[[ Record excerpts, beginning ]]

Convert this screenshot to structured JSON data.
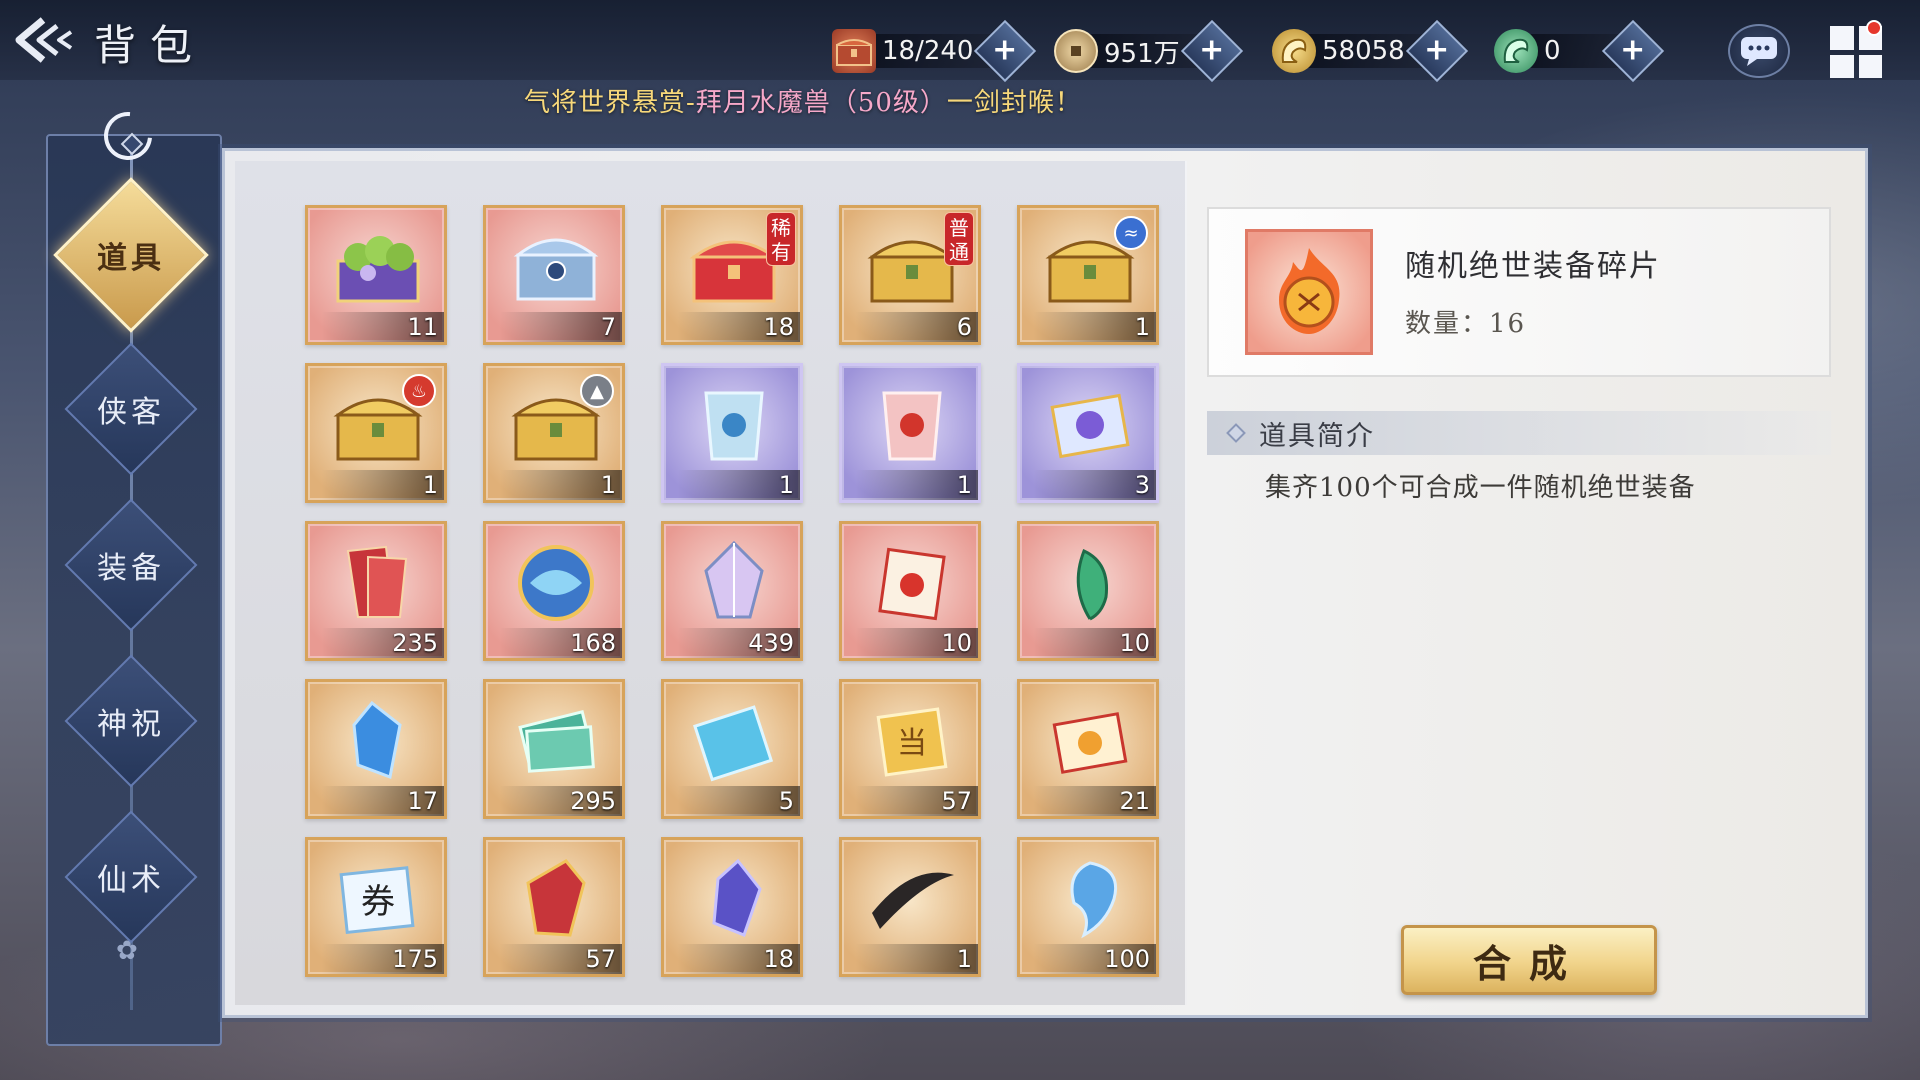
{
  "header": {
    "title": "背包",
    "resources": [
      {
        "icon": "chest-icon",
        "value": "18/240"
      },
      {
        "icon": "copper-coin-icon",
        "value": "951万"
      },
      {
        "icon": "gold-dragon-icon",
        "value": "58058"
      },
      {
        "icon": "jade-dragon-icon",
        "value": "0"
      }
    ],
    "plus": "+"
  },
  "marquee": {
    "prefix": "气将世界悬赏-",
    "highlight": "拜月水魔兽（50级）",
    "suffix": "一剑封喉！"
  },
  "nav": {
    "items": [
      {
        "label": "道具",
        "active": true
      },
      {
        "label": "侠客",
        "active": false
      },
      {
        "label": "装备",
        "active": false
      },
      {
        "label": "神祝",
        "active": false
      },
      {
        "label": "仙术",
        "active": false
      }
    ]
  },
  "inventory": {
    "items": [
      {
        "name": "fruit-basket-icon",
        "count": "11",
        "bg": "red"
      },
      {
        "name": "silver-chest-icon",
        "count": "7",
        "bg": "red"
      },
      {
        "name": "rare-red-chest-icon",
        "count": "18",
        "bg": "orange",
        "tag": "稀有"
      },
      {
        "name": "common-gold-chest-icon",
        "count": "6",
        "bg": "orange",
        "tag": "普通"
      },
      {
        "name": "water-gold-chest-icon",
        "count": "1",
        "bg": "orange"
      },
      {
        "name": "fire-gold-chest-icon",
        "count": "1",
        "bg": "orange"
      },
      {
        "name": "wind-gold-chest-icon",
        "count": "1",
        "bg": "orange"
      },
      {
        "name": "blue-talisman-icon",
        "count": "1",
        "bg": "purple"
      },
      {
        "name": "red-talisman-icon",
        "count": "1",
        "bg": "purple"
      },
      {
        "name": "purple-scroll-icon",
        "count": "3",
        "bg": "purple"
      },
      {
        "name": "red-fan-cards-icon",
        "count": "235",
        "bg": "red"
      },
      {
        "name": "spirit-orb-icon",
        "count": "168",
        "bg": "red"
      },
      {
        "name": "crystal-ore-icon",
        "count": "439",
        "bg": "red"
      },
      {
        "name": "red-scroll-icon",
        "count": "10",
        "bg": "red"
      },
      {
        "name": "jade-herb-icon",
        "count": "10",
        "bg": "red"
      },
      {
        "name": "blue-crystal-shard-icon",
        "count": "17",
        "bg": "orange"
      },
      {
        "name": "jade-notes-icon",
        "count": "295",
        "bg": "orange"
      },
      {
        "name": "blue-ticket-icon",
        "count": "5",
        "bg": "orange"
      },
      {
        "name": "gold-ticket-icon",
        "count": "57",
        "bg": "orange"
      },
      {
        "name": "gold-scroll-icon",
        "count": "21",
        "bg": "orange"
      },
      {
        "name": "voucher-icon",
        "count": "175",
        "bg": "orange"
      },
      {
        "name": "red-armor-shard-icon",
        "count": "57",
        "bg": "orange"
      },
      {
        "name": "violet-gem-icon",
        "count": "18",
        "bg": "orange"
      },
      {
        "name": "brush-stroke-icon",
        "count": "1",
        "bg": "orange"
      },
      {
        "name": "blue-spirit-icon",
        "count": "100",
        "bg": "orange"
      }
    ]
  },
  "detail": {
    "name": "随机绝世装备碎片",
    "quantity": "数量：16",
    "intro_label": "道具简介",
    "intro_text": "集齐100个可合成一件随机绝世装备",
    "compose_label": "合成"
  }
}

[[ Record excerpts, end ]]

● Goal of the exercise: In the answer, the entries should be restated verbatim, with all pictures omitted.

● Solution:
Convert this screenshot to structured JSON data.
{
  "header": {
    "title": "背包",
    "resources": [
      {
        "icon": "chest-icon",
        "value": "18/240"
      },
      {
        "icon": "copper-coin-icon",
        "value": "951万"
      },
      {
        "icon": "gold-dragon-icon",
        "value": "58058"
      },
      {
        "icon": "jade-dragon-icon",
        "value": "0"
      }
    ],
    "plus": "+"
  },
  "marquee": {
    "prefix": "气将世界悬赏-",
    "highlight": "拜月水魔兽（50级）",
    "suffix": "一剑封喉！"
  },
  "nav": {
    "items": [
      {
        "label": "道具",
        "active": true
      },
      {
        "label": "侠客",
        "active": false
      },
      {
        "label": "装备",
        "active": false
      },
      {
        "label": "神祝",
        "active": false
      },
      {
        "label": "仙术",
        "active": false
      }
    ]
  },
  "inventory": {
    "items": [
      {
        "name": "fruit-basket-icon",
        "count": "11",
        "bg": "red"
      },
      {
        "name": "silver-chest-icon",
        "count": "7",
        "bg": "red"
      },
      {
        "name": "rare-red-chest-icon",
        "count": "18",
        "bg": "orange",
        "tag": "稀有"
      },
      {
        "name": "common-gold-chest-icon",
        "count": "6",
        "bg": "orange",
        "tag": "普通"
      },
      {
        "name": "water-gold-chest-icon",
        "count": "1",
        "bg": "orange"
      },
      {
        "name": "fire-gold-chest-icon",
        "count": "1",
        "bg": "orange"
      },
      {
        "name": "wind-gold-chest-icon",
        "count": "1",
        "bg": "orange"
      },
      {
        "name": "blue-talisman-icon",
        "count": "1",
        "bg": "purple"
      },
      {
        "name": "red-talisman-icon",
        "count": "1",
        "bg": "purple"
      },
      {
        "name": "purple-scroll-icon",
        "count": "3",
        "bg": "purple"
      },
      {
        "name": "red-fan-cards-icon",
        "count": "235",
        "bg": "red"
      },
      {
        "name": "spirit-orb-icon",
        "count": "168",
        "bg": "red"
      },
      {
        "name": "crystal-ore-icon",
        "count": "439",
        "bg": "red"
      },
      {
        "name": "red-scroll-icon",
        "count": "10",
        "bg": "red"
      },
      {
        "name": "jade-herb-icon",
        "count": "10",
        "bg": "red"
      },
      {
        "name": "blue-crystal-shard-icon",
        "count": "17",
        "bg": "orange"
      },
      {
        "name": "jade-notes-icon",
        "count": "295",
        "bg": "orange"
      },
      {
        "name": "blue-ticket-icon",
        "count": "5",
        "bg": "orange"
      },
      {
        "name": "gold-ticket-icon",
        "count": "57",
        "bg": "orange"
      },
      {
        "name": "gold-scroll-icon",
        "count": "21",
        "bg": "orange"
      },
      {
        "name": "voucher-icon",
        "count": "175",
        "bg": "orange"
      },
      {
        "name": "red-armor-shard-icon",
        "count": "57",
        "bg": "orange"
      },
      {
        "name": "violet-gem-icon",
        "count": "18",
        "bg": "orange"
      },
      {
        "name": "brush-stroke-icon",
        "count": "1",
        "bg": "orange"
      },
      {
        "name": "blue-spirit-icon",
        "count": "100",
        "bg": "orange"
      }
    ]
  },
  "detail": {
    "name": "随机绝世装备碎片",
    "quantity": "数量：16",
    "intro_label": "道具简介",
    "intro_text": "集齐100个可合成一件随机绝世装备",
    "compose_label": "合成"
  }
}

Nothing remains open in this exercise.